**Task statement**
Repeat the data below exactly. Include each line.

Records shown Start Marker

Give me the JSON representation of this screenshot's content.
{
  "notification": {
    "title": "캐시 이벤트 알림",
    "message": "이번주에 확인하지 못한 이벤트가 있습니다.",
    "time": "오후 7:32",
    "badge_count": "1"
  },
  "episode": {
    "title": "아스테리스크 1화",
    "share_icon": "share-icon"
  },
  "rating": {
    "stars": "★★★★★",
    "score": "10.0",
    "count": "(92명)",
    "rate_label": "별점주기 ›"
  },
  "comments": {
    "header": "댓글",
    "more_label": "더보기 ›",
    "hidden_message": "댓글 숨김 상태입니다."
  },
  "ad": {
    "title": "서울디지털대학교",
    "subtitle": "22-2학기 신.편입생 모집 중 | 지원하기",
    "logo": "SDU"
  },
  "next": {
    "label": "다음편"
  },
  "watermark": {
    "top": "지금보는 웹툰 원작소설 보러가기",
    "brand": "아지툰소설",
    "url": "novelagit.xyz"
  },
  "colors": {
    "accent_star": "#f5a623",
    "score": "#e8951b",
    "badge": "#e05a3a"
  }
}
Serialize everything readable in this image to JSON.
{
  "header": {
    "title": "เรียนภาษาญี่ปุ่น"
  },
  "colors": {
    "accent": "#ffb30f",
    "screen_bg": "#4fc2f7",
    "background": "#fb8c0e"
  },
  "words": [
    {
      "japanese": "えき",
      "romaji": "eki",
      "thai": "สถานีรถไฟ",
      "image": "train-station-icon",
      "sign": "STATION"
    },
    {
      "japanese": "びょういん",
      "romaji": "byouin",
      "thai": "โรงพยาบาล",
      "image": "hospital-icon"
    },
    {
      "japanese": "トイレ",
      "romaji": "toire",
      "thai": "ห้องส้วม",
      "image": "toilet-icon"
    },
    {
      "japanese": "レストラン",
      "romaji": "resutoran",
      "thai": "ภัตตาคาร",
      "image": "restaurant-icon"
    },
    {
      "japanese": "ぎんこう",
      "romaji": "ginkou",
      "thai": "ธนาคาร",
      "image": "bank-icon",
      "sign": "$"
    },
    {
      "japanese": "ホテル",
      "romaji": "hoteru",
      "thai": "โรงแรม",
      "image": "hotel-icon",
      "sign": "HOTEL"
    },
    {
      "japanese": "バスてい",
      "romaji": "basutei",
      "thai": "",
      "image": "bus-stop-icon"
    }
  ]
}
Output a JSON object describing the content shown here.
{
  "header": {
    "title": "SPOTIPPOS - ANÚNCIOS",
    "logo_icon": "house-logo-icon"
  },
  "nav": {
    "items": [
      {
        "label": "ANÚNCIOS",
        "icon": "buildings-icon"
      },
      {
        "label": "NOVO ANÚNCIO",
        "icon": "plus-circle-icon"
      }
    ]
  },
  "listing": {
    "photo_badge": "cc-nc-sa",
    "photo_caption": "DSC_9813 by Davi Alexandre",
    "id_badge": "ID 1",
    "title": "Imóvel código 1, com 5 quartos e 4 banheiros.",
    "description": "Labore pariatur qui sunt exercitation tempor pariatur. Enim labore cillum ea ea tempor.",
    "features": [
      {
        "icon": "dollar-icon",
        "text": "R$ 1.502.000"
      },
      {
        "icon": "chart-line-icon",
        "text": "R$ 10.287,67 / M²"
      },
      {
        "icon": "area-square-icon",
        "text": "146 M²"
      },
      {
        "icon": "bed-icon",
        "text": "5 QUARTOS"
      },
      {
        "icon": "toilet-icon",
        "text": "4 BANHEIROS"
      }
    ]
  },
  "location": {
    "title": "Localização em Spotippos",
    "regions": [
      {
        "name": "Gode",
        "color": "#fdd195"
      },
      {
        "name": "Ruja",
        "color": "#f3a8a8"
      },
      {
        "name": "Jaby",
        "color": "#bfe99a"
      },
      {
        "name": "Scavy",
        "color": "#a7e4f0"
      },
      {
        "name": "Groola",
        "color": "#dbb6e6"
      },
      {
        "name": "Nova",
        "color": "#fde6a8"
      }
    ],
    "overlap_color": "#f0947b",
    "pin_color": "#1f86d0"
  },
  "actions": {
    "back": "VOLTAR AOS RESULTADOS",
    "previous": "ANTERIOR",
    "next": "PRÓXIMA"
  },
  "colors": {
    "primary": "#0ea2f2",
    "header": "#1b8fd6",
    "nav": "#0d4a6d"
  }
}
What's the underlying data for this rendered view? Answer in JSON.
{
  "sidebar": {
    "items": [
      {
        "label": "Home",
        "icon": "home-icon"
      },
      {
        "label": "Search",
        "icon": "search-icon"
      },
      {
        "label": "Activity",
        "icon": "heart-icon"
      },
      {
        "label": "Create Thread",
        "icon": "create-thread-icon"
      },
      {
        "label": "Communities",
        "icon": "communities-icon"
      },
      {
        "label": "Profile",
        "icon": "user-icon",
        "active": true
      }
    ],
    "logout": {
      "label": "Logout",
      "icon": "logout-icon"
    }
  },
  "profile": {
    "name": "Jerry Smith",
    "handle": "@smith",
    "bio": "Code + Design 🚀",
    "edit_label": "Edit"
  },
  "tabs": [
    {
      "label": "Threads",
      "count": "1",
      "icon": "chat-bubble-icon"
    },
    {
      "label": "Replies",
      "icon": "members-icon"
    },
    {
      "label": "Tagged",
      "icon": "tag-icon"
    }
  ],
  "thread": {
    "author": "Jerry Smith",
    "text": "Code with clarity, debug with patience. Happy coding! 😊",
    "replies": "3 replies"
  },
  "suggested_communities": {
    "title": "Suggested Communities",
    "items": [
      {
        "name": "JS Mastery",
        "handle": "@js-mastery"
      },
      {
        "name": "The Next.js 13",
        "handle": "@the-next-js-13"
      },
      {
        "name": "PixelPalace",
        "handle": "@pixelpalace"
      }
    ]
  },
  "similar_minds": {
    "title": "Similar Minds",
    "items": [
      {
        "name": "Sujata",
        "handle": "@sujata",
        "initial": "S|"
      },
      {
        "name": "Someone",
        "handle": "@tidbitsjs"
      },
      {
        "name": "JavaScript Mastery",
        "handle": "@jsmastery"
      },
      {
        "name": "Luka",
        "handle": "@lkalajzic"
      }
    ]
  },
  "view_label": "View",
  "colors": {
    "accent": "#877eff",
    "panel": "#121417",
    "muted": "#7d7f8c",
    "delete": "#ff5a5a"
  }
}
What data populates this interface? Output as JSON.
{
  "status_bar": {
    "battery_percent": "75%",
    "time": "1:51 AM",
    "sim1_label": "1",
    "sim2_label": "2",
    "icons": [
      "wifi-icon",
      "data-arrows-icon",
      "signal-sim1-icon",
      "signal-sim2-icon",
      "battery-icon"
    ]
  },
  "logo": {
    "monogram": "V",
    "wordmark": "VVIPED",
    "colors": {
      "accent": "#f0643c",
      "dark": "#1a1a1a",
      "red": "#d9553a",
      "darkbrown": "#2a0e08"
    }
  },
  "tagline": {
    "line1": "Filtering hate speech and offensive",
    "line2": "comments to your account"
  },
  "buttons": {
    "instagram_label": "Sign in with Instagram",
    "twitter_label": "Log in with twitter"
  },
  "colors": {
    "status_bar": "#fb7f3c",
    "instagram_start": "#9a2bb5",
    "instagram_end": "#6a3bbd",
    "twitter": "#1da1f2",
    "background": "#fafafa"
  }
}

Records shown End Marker

**Result**
Give me the JSON representation of this screenshot's content.
{
  "notification": {
    "title": "캐시 이벤트 알림",
    "message": "이번주에 확인하지 못한 이벤트가 있습니다.",
    "time": "오후 7:32",
    "badge_count": "1"
  },
  "episode": {
    "title": "아스테리스크 1화",
    "share_icon": "share-icon"
  },
  "rating": {
    "stars": "★★★★★",
    "score": "10.0",
    "count": "(92명)",
    "rate_label": "별점주기 ›"
  },
  "comments": {
    "header": "댓글",
    "more_label": "더보기 ›",
    "hidden_message": "댓글 숨김 상태입니다."
  },
  "ad": {
    "title": "서울디지털대학교",
    "subtitle": "22-2학기 신.편입생 모집 중 | 지원하기",
    "logo": "SDU"
  },
  "next": {
    "label": "다음편"
  },
  "watermark": {
    "top": "지금보는 웹툰 원작소설 보러가기",
    "brand": "아지툰소설",
    "url": "novelagit.xyz"
  },
  "colors": {
    "accent_star": "#f5a623",
    "score": "#e8951b",
    "badge": "#e05a3a"
  }
}
Serialize everything readable in this image to JSON.
{
  "header": {
    "title": "เรียนภาษาญี่ปุ่น"
  },
  "colors": {
    "accent": "#ffb30f",
    "screen_bg": "#4fc2f7",
    "background": "#fb8c0e"
  },
  "words": [
    {
      "japanese": "えき",
      "romaji": "eki",
      "thai": "สถานีรถไฟ",
      "image": "train-station-icon",
      "sign": "STATION"
    },
    {
      "japanese": "びょういん",
      "romaji": "byouin",
      "thai": "โรงพยาบาล",
      "image": "hospital-icon"
    },
    {
      "japanese": "トイレ",
      "romaji": "toire",
      "thai": "ห้องส้วม",
      "image": "toilet-icon"
    },
    {
      "japanese": "レストラン",
      "romaji": "resutoran",
      "thai": "ภัตตาคาร",
      "image": "restaurant-icon"
    },
    {
      "japanese": "ぎんこう",
      "romaji": "ginkou",
      "thai": "ธนาคาร",
      "image": "bank-icon",
      "sign": "$"
    },
    {
      "japanese": "ホテル",
      "romaji": "hoteru",
      "thai": "โรงแรม",
      "image": "hotel-icon",
      "sign": "HOTEL"
    },
    {
      "japanese": "バスてい",
      "romaji": "basutei",
      "thai": "",
      "image": "bus-stop-icon"
    }
  ]
}
Output a JSON object describing the content shown here.
{
  "header": {
    "title": "SPOTIPPOS - ANÚNCIOS",
    "logo_icon": "house-logo-icon"
  },
  "nav": {
    "items": [
      {
        "label": "ANÚNCIOS",
        "icon": "buildings-icon"
      },
      {
        "label": "NOVO ANÚNCIO",
        "icon": "plus-circle-icon"
      }
    ]
  },
  "listing": {
    "photo_badge": "cc-nc-sa",
    "photo_caption": "DSC_9813 by Davi Alexandre",
    "id_badge": "ID 1",
    "title": "Imóvel código 1, com 5 quartos e 4 banheiros.",
    "description": "Labore pariatur qui sunt exercitation tempor pariatur. Enim labore cillum ea ea tempor.",
    "features": [
      {
        "icon": "dollar-icon",
        "text": "R$ 1.502.000"
      },
      {
        "icon": "chart-line-icon",
        "text": "R$ 10.287,67 / M²"
      },
      {
        "icon": "area-square-icon",
        "text": "146 M²"
      },
      {
        "icon": "bed-icon",
        "text": "5 QUARTOS"
      },
      {
        "icon": "toilet-icon",
        "text": "4 BANHEIROS"
      }
    ]
  },
  "location": {
    "title": "Localização em Spotippos",
    "regions": [
      {
        "name": "Gode",
        "color": "#fdd195"
      },
      {
        "name": "Ruja",
        "color": "#f3a8a8"
      },
      {
        "name": "Jaby",
        "color": "#bfe99a"
      },
      {
        "name": "Scavy",
        "color": "#a7e4f0"
      },
      {
        "name": "Groola",
        "color": "#dbb6e6"
      },
      {
        "name": "Nova",
        "color": "#fde6a8"
      }
    ],
    "overlap_color": "#f0947b",
    "pin_color": "#1f86d0"
  },
  "actions": {
    "back": "VOLTAR AOS RESULTADOS",
    "previous": "ANTERIOR",
    "next": "PRÓXIMA"
  },
  "colors": {
    "primary": "#0ea2f2",
    "header": "#1b8fd6",
    "nav": "#0d4a6d"
  }
}
What's the underlying data for this rendered view? Answer in JSON.
{
  "sidebar": {
    "items": [
      {
        "label": "Home",
        "icon": "home-icon"
      },
      {
        "label": "Search",
        "icon": "search-icon"
      },
      {
        "label": "Activity",
        "icon": "heart-icon"
      },
      {
        "label": "Create Thread",
        "icon": "create-thread-icon"
      },
      {
        "label": "Communities",
        "icon": "communities-icon"
      },
      {
        "label": "Profile",
        "icon": "user-icon",
        "active": true
      }
    ],
    "logout": {
      "label": "Logout",
      "icon": "logout-icon"
    }
  },
  "profile": {
    "name": "Jerry Smith",
    "handle": "@smith",
    "bio": "Code + Design 🚀",
    "edit_label": "Edit"
  },
  "tabs": [
    {
      "label": "Threads",
      "count": "1",
      "icon": "chat-bubble-icon"
    },
    {
      "label": "Replies",
      "icon": "members-icon"
    },
    {
      "label": "Tagged",
      "icon": "tag-icon"
    }
  ],
  "thread": {
    "author": "Jerry Smith",
    "text": "Code with clarity, debug with patience. Happy coding! 😊",
    "replies": "3 replies"
  },
  "suggested_communities": {
    "title": "Suggested Communities",
    "items": [
      {
        "name": "JS Mastery",
        "handle": "@js-mastery"
      },
      {
        "name": "The Next.js 13",
        "handle": "@the-next-js-13"
      },
      {
        "name": "PixelPalace",
        "handle": "@pixelpalace"
      }
    ]
  },
  "similar_minds": {
    "title": "Similar Minds",
    "items": [
      {
        "name": "Sujata",
        "handle": "@sujata",
        "initial": "S|"
      },
      {
        "name": "Someone",
        "handle": "@tidbitsjs"
      },
      {
        "name": "JavaScript Mastery",
        "handle": "@jsmastery"
      },
      {
        "name": "Luka",
        "handle": "@lkalajzic"
      }
    ]
  },
  "view_label": "View",
  "colors": {
    "accent": "#877eff",
    "panel": "#121417",
    "muted": "#7d7f8c",
    "delete": "#ff5a5a"
  }
}
What data populates this interface? Output as JSON.
{
  "status_bar": {
    "battery_percent": "75%",
    "time": "1:51 AM",
    "sim1_label": "1",
    "sim2_label": "2",
    "icons": [
      "wifi-icon",
      "data-arrows-icon",
      "signal-sim1-icon",
      "signal-sim2-icon",
      "battery-icon"
    ]
  },
  "logo": {
    "monogram": "V",
    "wordmark": "VVIPED",
    "colors": {
      "accent": "#f0643c",
      "dark": "#1a1a1a",
      "red": "#d9553a",
      "darkbrown": "#2a0e08"
    }
  },
  "tagline": {
    "line1": "Filtering hate speech and offensive",
    "line2": "comments to your account"
  },
  "buttons": {
    "instagram_label": "Sign in with Instagram",
    "twitter_label": "Log in with twitter"
  },
  "colors": {
    "status_bar": "#fb7f3c",
    "instagram_start": "#9a2bb5",
    "instagram_end": "#6a3bbd",
    "twitter": "#1da1f2",
    "background": "#fafafa"
  }
}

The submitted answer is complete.